Just as Brooklyn Nine-Nine would not be the same show if it didn’t use its plotlines to valorize cops, Mass Effect would not be the same game if it stripped away its militaristic aesthetics and was led by someone other than its quasi-fascistic super soldier.
The intractability of this format comes down to a limit of imagination. Just as it is difficult to imagine a world like ours free from state violence, savage individualism, and insurmountable hierarchies, it is equally difficult to envision a game like Mass Effect where you are not playing as the ultimate securing force, the one who gets to put everything back in its place.
You can explore a vibrant and colorful galaxy without serving as its enforcing power. You can experience these complex narrative systems in satisfying ways without requiring all final decisions to be subject to your own approval. It’s all possible, but it requires courageous vision, as well as hope and trust in others. Mass Effect lends rhetorical support to this cause, particularly in its endings, which aim for “peace across the galaxy” while also arguing that a lone, unaccountable hero is the one to deliver it to us. In reality, it is only we, as players and as people, who must find our own way toward a better world.
Ah yes, the classic “we must find our own way to a better world” argument. A handy way to slip out the back door of an Op/Ed without making a closing argument. How very sneaky.
The point is this: If you thought the social justice politics of 2012 were silly, or the ‘game journalism on steroids’ of 2014 and the heady days of GamerGate was bad, well here we have four years of Trumpism added to the mix, a dash of BLM and some Antifa peppered on top, plus 9 years of university wokeness—everything is race and gender, amirite?—muddled in for good measure and good grief things just keep getting worse.
And like any good story, I suspect things will continue to get worse before they get better. Fools to the left of me, jokers to the right here I am.
Stuck in the middle with you, dear readers. Stuck in the middle with you.
In an ideal world, we could abolish the police. We’d abolish the state altogether. No more knights in mottes and baileys, no more toll booths or toll bridges, no more kings or presidents. No corporations, either, blindly plundering the earth for profits at the expense of the natural world and the common good. We would all engage in peaceful cooperative self-governance, Hobbits in the Shire who know there is a king somewhere but he hasn’t been around in some centuries and that’s just fine, thank you very much, we can mind our own business.

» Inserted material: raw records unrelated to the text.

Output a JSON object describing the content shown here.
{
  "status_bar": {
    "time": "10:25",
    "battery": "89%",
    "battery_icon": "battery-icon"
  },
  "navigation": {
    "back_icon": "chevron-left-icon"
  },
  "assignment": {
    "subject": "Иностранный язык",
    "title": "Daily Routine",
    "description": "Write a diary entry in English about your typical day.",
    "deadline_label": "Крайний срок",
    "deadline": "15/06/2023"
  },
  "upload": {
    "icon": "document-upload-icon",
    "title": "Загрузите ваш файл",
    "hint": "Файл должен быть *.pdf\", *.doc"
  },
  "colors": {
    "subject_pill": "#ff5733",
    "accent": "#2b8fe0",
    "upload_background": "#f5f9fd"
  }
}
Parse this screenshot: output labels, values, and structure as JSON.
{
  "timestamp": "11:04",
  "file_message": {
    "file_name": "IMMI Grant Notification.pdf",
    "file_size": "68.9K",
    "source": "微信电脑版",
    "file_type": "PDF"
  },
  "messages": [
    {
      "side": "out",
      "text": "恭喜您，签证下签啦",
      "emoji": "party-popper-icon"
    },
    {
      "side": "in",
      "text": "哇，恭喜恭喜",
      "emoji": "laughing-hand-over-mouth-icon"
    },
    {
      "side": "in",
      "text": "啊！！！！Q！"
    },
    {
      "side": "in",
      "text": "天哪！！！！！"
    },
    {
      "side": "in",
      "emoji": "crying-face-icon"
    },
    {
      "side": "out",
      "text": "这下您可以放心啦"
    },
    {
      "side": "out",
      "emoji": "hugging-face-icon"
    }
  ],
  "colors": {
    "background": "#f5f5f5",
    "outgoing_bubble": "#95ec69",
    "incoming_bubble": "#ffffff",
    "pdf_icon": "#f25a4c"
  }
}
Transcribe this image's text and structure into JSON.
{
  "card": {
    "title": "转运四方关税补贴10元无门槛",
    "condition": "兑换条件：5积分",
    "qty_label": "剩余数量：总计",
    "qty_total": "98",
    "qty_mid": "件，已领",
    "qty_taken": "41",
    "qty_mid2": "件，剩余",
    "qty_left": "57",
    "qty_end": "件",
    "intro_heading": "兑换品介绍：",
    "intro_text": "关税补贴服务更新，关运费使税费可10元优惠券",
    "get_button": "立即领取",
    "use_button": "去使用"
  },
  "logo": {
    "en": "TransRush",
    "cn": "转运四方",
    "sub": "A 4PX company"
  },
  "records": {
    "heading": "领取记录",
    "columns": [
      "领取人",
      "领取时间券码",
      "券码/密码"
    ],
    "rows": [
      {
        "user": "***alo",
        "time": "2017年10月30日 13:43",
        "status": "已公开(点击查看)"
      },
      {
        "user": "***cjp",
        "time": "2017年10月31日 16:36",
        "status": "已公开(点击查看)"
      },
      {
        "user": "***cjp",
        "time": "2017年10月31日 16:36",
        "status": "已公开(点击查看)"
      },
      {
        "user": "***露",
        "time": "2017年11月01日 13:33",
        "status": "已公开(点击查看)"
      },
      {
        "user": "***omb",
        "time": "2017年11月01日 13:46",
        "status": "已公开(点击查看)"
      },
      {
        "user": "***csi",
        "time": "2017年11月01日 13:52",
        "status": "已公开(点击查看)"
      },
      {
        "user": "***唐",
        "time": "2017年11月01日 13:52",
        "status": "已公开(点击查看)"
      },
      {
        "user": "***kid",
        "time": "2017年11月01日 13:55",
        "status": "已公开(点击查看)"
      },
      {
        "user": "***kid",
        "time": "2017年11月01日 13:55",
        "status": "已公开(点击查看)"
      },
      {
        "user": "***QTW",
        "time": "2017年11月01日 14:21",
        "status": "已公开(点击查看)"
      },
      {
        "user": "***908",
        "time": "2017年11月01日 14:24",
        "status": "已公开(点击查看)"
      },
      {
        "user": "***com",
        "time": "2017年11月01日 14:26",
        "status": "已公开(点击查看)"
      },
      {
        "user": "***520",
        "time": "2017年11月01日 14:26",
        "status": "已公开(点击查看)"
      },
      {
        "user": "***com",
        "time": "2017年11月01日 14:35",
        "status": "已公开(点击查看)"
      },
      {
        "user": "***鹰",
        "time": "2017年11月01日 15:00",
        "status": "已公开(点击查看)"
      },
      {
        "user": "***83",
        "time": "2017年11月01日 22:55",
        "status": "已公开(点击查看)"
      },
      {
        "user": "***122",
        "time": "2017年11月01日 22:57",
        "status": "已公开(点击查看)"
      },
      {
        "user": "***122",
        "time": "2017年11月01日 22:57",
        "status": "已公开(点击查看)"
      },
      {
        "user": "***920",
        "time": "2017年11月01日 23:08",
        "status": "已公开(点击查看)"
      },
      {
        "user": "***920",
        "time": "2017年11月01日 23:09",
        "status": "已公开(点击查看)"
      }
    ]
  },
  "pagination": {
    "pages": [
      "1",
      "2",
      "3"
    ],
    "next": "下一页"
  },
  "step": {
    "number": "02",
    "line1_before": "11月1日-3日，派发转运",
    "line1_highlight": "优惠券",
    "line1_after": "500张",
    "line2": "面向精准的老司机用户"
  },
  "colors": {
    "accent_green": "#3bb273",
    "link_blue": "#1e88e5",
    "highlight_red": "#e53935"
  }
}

But we don’t live in an ideal world. We live in a terrible world. Sauron got the Ring back long ago and all the magic is gone, all the elves have sailed West, and the Shire is rubble and dust. The machines of war and greed rule the land and we squabble amongst ourselves for scraps.
In this grim, bleak world of ours we do need police and other trappings of government and while I am all for reforming them—let’s end the War on Drugs, let’s demilitarize the police, let’s fight peacefully for peace—these articles are really awfully silly, don’t you think?
I made a video about this on my newly relaunched and improved YouTube channel that I hope you’ll watch or at least like and possibly share. I would also love it if you’d subscribe to my little channel. My goal is to have this Substack eventually become my primary home for written work, but to couple that with my YouTube videos and upcoming diabolical podcast. Big things are afoot and I’m so glad you’re here, dearest droogs of mine.
P.S. Sorry I’ve been a bit quiet here on this Substack the past week. Turning the “on” switch for my YouTube channel ended up being quite time consuming. Things should be back to normal(ish) going forward.
P.P.S. Book club peeps: I’m a bit late on my update for A Clockwork Orange but will try to get that out shortly. I need more hours in the day, or at least more hours where my brain functions!